This year we started our Sea Turtle Conservation Program with a great challenge, to expand our project to the beaches of Rio Oro and Carate on the southern side of the Osa Peninsula. With an excellent group of Field Coordinators (Geri Cubero, Erick Gomez and Greivin Barroso) and Research Field Assistants (Phoebe Edge, Heidi Montez, Courtney Thomas and Carlos Garcia), under the direction of Manuel Sanchez and Guido Saborio, we have taken the challenge with great enthusiasm. We also have help from Frontier, a volunteer program based in England with whom...

Science and Research / 15.08.2010

By: Zia Mehrabi, University of Oxford. The Osa Biodiversity Center (OBC) provided a brilliant opportunity for biological research at an accessible location bordering Corcovado National Park (CNP). CNP represents the largest remaining tract of tropical lowland forest left standing on the pacific coast of Central America. The Osa Peninsula is phytogeographically unusual with high floral species diversity of an estimated 500 species of woody plants and exhibits high primate abundances as well as being home to charismatic large felids such as puma and jaguar.  The work undertaken at the OBC...

Birds / 10.08.2010

[caption id="attachment_1189" align="alignleft" width="300" caption="Common Pauraque by Karen Leavelle"][/caption] Have you ever been out at night driving along a country road and been startled by red ember eyes darting across the hood of the car, and then to have it happen every few hundred meters or so?  If you are driving anywhere on roads, especially dirt roads, from South Texas on down to Argentina you are bound to see the Common Pauraque (Nyctidromus albicollis). Here on the Osa Peninsula on the road to the Osa Biodiversity Center it is...

Birds / 26.07.2010

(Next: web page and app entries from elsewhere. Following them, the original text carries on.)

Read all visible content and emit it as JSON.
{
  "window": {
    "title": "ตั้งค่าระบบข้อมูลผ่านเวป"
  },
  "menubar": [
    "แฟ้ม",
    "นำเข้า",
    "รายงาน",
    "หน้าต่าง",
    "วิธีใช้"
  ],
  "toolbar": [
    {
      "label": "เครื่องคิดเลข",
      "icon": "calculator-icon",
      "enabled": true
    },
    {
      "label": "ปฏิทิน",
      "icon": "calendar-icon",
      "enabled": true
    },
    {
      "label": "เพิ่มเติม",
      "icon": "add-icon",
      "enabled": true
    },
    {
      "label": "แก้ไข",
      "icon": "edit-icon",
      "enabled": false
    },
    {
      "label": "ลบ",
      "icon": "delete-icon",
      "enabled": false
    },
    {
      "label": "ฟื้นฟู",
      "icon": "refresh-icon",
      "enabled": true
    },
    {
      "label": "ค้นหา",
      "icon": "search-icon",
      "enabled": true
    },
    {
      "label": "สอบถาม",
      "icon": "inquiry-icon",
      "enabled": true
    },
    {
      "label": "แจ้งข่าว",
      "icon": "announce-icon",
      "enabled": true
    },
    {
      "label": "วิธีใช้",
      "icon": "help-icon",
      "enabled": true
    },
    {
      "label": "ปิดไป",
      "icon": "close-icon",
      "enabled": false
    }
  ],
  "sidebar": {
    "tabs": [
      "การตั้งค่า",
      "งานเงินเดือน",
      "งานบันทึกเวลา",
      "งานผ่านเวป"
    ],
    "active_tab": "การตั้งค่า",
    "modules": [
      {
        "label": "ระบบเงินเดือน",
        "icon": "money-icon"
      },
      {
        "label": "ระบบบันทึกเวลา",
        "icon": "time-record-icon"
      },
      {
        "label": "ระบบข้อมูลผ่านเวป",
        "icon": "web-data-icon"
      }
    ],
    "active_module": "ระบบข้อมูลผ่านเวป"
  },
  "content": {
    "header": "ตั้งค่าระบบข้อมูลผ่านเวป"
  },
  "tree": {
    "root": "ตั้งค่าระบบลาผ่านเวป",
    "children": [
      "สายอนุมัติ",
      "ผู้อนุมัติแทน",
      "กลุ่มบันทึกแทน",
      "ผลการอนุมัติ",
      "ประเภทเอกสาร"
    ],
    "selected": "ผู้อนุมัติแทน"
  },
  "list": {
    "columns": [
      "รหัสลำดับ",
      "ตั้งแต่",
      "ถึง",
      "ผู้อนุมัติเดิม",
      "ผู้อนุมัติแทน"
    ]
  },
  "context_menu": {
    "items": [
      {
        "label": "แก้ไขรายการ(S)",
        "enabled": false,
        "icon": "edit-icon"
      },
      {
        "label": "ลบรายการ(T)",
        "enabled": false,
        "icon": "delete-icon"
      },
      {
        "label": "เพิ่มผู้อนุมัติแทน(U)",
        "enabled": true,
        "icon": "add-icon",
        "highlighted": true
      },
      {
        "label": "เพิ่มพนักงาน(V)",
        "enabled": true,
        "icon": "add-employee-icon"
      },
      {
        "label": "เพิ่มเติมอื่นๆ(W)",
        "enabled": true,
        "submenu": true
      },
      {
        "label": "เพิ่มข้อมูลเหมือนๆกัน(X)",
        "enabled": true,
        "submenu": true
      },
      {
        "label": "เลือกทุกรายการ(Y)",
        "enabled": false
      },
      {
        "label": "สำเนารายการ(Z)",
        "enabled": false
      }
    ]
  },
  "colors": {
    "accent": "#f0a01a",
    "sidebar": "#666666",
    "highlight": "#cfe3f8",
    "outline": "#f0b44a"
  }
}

[caption id="attachment_1122" align="alignleft" width="254" caption="Blue-crowned Motmot by Alan Dahl"][/caption] The Blue-crowned Motmots (Momotus momota) have been spending a lot of time around a Nance tree (Byrsonima crassifolia), a prolific fruit producing tree in the garden here at Friends of the Osa’s Osa Biodiversity Center.  Lately there have been quite a few hanging around giving their distinctive soft low pitch “moot moot” call at dawn which has sounded like a large choral group, each bird with its own perfectly timed solo, and the group never missing a beat.  With...

Birds / 12.07.2010

[caption id="attachment_1047" align="alignleft" width="300" caption="Violaceous Trogon by Tyler Reynolds"][/caption] This week’s bird, the Violaceous Trogon (Trogon violaceus) jumped out at me (not literally) as I was having my morning coffee on my front porch here at Friends of the Osa’s Osa Biodiversity Center on Cerro Osa.   I was watching all the typical dawn action, mainly the Tropical Kingbirds and Gray-capped Flycatchers being overly vociferous when I saw another yellow bellied bird perched calmly on a Virola tree branch.  This particular belly though was accompanied by a violet head,...

Land Conservation and Forest Restoration / 06.07.2010

A group of 8th graders from Crane Country Day School recently traveled to Costa Rica and fell in love with the country during their ten day stay. The class of forty students ventured all the way from Santa Barbara, California to the Osa Peninsula! Once the students made it back to California, they realized they wanted to help out in some way. Their trip to Costa Rica had inspired them so much that they decided to raise money for Friends of the Osa. Their efforts proved fruitful as they...